  • bFGF;
  • artificial skin;
  • collagen–gelatin sponge;
  • scaffold;
  • sustained release;
  • wound healing;
  • diabetic mice

Abstract

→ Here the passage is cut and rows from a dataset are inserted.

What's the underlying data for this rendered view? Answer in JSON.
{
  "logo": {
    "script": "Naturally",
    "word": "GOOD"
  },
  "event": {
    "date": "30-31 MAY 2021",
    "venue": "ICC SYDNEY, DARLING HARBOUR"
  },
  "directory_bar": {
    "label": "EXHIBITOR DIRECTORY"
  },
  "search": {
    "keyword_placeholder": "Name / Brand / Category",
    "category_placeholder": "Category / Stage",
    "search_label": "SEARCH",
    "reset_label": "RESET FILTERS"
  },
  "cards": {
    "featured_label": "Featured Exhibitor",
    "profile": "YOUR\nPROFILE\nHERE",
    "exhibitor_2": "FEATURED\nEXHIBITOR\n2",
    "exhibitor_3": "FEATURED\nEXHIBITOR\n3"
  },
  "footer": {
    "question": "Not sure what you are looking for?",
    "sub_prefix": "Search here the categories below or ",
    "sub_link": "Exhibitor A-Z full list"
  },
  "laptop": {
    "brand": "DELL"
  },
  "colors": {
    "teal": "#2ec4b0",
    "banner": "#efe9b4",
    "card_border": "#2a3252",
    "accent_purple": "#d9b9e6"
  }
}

The objective of this study was to evaluate the ability of a scaffold, collagen–gelatin sponge (CGS), to release basic fibroblast growth factor (bFGF) in a sustained manner, using a pressure-induced decubitus ulcer model involving genetically diabetic mice. We confirmed that CGSs impregnated with a bFGF concentration of up to 50 µg/cm2 were able to sustain the release of bFGF throughout their biodegradation. We prepared decubitus ulcers on diabetic mice. After debriding the ulcers, we implanted CGSs (diameter 8 mm) impregnated with normal saline solution (NSS) or bFGF solution (7, 14, 28 or 50 µg/cm2). At 1 and 2 weeks after implantation, the mice were sacrificed and tissue specimens were obtained. The wound area, neoepithelium length and numbers and total area of newly formed capillaries were evaluated. The CGSs impregnated with NSS became infected and degraded, whereas the CGSs impregnated with 7 or 14 µg/cm2 bFGF displayed accelerated dermis-like tissue formation and the CGSs impregnated with 14 µg/cm2 bFGF produced significant improvements in the remaining wound area, neoepithelium length and numbers and total area of newly formed capillaries compared with the NSS group. No significant difference was observed between the NSS and 50 µg/cm2 bFGF groups. CGSs impregnated with 7–14 µg/cm2 bFGF accelerated wound healing, and an excess amount of bFGF did not increase the wound-healing efficacy of the CGSs. Our CGS is a scaffold that can release positively charged growth factors such as bFGF in a sustained manner and shows promise as a scaffold for skin regeneration. Copyright © 2012 John Wiley & Sons, Ltd.